In my opinion, All-Star Superman is the best Superman story ever told. Not only does it capture the heart of the character, but it embraces all the crazy stuff from the Silver Age while somehow making it not suck. It’s a good example of how you can take even the silliest stuff from superhero comics and make them work by using them in a serious manner.
There are many great parts in this 12-issue series, but my favorite issue doesn’t show Superman in costume at all. It’s the one that deals specifically with Clark Kent and Lex Luthor. The final exchange between the two summarizes the entire Superman/Lex Luthor relationship to me.
On death row for crimes against humanity, Luthor gets a visit from Clark Kent, who is trying to get one last interview out of him. Instead of providing his side of the events, Lex uses the opportunity to rage against Superman while also revealing something that he doesn’t think Clark knows: Superman is dying due to Lex’s most recent scheme.

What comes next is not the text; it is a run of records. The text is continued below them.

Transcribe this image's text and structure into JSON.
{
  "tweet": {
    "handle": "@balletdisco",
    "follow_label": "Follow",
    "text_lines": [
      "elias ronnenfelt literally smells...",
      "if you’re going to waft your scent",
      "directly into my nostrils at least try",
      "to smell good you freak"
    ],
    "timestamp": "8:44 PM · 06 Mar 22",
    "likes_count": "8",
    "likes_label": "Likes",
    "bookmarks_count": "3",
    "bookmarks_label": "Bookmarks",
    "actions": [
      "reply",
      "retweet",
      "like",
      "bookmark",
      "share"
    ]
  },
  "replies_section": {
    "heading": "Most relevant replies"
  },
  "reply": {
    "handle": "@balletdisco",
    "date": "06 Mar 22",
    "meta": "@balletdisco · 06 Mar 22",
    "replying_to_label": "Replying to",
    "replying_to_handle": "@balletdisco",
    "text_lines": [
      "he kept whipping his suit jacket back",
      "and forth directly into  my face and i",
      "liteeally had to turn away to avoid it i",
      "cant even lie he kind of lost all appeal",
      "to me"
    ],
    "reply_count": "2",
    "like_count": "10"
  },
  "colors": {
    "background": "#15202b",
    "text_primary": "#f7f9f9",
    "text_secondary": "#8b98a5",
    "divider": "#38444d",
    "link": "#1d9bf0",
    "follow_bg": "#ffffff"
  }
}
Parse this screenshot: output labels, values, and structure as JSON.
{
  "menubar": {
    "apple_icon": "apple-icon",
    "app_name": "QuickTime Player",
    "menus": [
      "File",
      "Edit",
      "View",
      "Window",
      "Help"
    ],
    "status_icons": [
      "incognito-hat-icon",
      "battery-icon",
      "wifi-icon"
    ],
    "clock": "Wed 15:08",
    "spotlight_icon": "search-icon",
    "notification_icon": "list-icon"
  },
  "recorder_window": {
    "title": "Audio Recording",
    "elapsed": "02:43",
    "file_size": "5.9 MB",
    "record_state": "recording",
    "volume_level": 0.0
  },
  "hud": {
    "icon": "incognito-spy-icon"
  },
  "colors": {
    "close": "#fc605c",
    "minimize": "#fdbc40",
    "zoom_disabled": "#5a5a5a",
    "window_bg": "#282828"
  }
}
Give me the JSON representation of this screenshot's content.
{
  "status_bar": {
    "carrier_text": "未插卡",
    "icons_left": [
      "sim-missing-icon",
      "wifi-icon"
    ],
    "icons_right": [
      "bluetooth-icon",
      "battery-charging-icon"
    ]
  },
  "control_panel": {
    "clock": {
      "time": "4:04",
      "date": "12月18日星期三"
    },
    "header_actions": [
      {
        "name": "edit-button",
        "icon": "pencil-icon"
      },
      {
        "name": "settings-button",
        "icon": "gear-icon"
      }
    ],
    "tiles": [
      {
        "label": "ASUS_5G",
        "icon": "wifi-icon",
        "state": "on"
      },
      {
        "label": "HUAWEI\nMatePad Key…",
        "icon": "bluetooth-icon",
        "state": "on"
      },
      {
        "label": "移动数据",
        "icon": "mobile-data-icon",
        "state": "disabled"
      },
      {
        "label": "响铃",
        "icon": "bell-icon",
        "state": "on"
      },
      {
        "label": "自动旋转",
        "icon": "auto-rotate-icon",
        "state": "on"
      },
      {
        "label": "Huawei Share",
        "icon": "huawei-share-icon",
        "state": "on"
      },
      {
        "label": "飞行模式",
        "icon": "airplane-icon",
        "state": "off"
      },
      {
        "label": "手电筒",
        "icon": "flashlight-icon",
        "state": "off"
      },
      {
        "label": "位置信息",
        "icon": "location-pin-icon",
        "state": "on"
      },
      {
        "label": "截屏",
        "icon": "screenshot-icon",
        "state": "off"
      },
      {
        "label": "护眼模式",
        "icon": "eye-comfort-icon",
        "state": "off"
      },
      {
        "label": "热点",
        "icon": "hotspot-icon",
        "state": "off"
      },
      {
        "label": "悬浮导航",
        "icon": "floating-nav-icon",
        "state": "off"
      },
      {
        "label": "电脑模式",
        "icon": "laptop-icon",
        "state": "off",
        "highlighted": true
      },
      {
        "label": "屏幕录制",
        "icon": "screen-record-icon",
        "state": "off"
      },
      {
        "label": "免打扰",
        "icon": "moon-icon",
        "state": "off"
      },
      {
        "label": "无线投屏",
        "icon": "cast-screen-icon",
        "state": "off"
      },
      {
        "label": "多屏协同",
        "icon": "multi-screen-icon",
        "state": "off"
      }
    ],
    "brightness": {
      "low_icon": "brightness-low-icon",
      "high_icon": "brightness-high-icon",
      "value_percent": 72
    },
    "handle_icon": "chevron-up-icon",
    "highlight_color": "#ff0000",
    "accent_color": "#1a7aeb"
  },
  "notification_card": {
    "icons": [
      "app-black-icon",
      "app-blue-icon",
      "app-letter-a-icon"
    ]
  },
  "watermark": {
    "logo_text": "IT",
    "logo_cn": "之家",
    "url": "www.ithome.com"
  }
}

In the midst of this, a prison riot occurs, which Clark stops through the surreptitious use of his super powers. All the while, Lex continues his ranting about how Superman ruined the world. By the end of the issue, Clark’s glasses have been broken and he makes one last impassioned plea to Luthor:
Those three panels pretty much make the Superman/Luthor relationship to me. Luthor is a brilliant madman. Superman wants him to focus on the brilliant part, using his last few weeks on Earth for good rather than evil. Moreover, there was a time when he and Luthor are friends, as they both grew up in Smallville. No matter how many times Luthor tries to kill Superman, Clark remembers the friend he once had.
It’s no mistake that Clark is looking directly in Luthor’s face without his glasses in those panels above – by this point, he wants Luthor to recognize him. Throughout the entire issue, Clark is slouching, stammering, and otherwise playing the part of the mild-mannered reporter to the hilt. Here he breaks the disguise and looks right into Luthor’s face, trying to get him to see reason.
Alas, Lex is too far gone by this point to realize that he’s looking right at Superman. This is a guy with billions of dollars and a brain that could have made life better for everybody on the planet. Instead, he wasted all those resources on his obsessed need to kill Superman.
The strength of All-Star Superman is its ability to capture all the aspects of Superman’s 70-year history as succinctly as possible. Here, we see the entire relationship between Superman and his most formidable nemesis summarized in three panels.